•Jackson cautions that you need buy-in from all departments in your enterprise. The greatest hurdle is not the technology, she says, but how it changes your company’s culture. CRM requires customer-centric thinking and tearing down the information silos so departments can contribute data and resources to produce a single customer-focused entity.
“Interdepartmental integration is a huge issue,” she says, adding, however, that it doesn’t work for every one. “Many say that the strategy is not currently working and that successful cross-selling is still a distant goal. Many are asking why it’s so difficult. If it makes so much sense, why is it so tough to execute?”
Research shows that making the sale still depends primarily on the chemistry between the salesperson and the customer, and not necessarily on features or benefits, Jackson continues. This holds true for cross-selling and with in-house sales teams.
Says Jackson, “Technology is important, but research still shows that the real secret to cross-selling is to develop the relationship between the people who do business together.” Melissa Sepos is the former managing editor of Catalog Success magazine. You can reach her via e-mail: firstname.lastname@example.org.
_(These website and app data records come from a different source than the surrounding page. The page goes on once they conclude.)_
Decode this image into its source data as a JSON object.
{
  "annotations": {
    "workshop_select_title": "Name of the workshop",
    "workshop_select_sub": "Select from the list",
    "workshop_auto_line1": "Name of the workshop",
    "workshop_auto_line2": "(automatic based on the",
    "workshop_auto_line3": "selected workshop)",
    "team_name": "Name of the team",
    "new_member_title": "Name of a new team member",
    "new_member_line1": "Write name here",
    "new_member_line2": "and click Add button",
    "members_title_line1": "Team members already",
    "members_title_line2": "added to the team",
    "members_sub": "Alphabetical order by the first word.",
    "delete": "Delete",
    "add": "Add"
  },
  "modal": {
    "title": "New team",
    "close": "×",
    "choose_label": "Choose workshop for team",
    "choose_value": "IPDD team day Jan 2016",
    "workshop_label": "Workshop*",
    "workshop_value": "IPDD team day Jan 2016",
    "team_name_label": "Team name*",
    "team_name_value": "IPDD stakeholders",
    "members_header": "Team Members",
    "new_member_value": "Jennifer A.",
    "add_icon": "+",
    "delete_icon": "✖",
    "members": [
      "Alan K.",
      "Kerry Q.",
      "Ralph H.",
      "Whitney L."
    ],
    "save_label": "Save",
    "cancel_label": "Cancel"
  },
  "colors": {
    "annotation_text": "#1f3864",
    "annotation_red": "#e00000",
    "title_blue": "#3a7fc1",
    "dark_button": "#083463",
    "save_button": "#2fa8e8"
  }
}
Tips for Selecting a CRM solution
Once you’re ready to buy a customer relationship management (CRM) system to help with cross-sell and upsell efforts, you have myriad selection options.
Many companies are concerned about their legacy systems. Catalogers, especially those with older retail or catalog management systems, find it hard to incorporate their data into these new solutions and to integrate all of the systems together.
“The main problem is that old computer systems store customer data in different places,” says Kathryn Jackson of Response Design, a call center consulting firm. “And in most big companies the data often are controlled by different departments, such as marketing and finance. The departments rarely make it a priority to redesign their databases to make the call centers work smoothly.”
For others, the deciding factor is the proposed CRM system’s capability. Most solutions lack the depth of functionality to replace catalog management systems. So catalogers must find ones that can run alongside their existing systems, says Doug Way, principal of Kurt Salmon Associates, a global management consulting firm.
Most solutions have a lot of overlap, and none are an exact fit. Your decision should be based on your budget and the functions you need the system to perform.
Following are some more tips:
1. Investigate what functionality is offered by your existing catalog mail order system package. Perhaps you already have some of the functionality you seek, but you aren’t using it because of your reps’ skill levels or their current workflow procedures.
2. Some CRM systems may accommodate cross-sell better for sporting goods and fashion merchants, while many were designed specifically for apparel retailers. Make sure the system you’re considering matches your catalog’s specific needs.
3. Calculate how a new system may affect customer call length compared to your existing system. Is the trade-off worth it? Most of the time, it makes sense to try to add on a sale. For another 20 to 40 seconds of calling time per call, it’s likely to be worth the effort.
4. If you want to focus on what the customer is buying rather than cross-sell/upsell call center systems, take a look at CRM analytics products.
5. When software vendors visit your site for demonstrations, be sure you control the mouse. Look for a system that’s intuitive and easy for call center reps to quickly understand and master.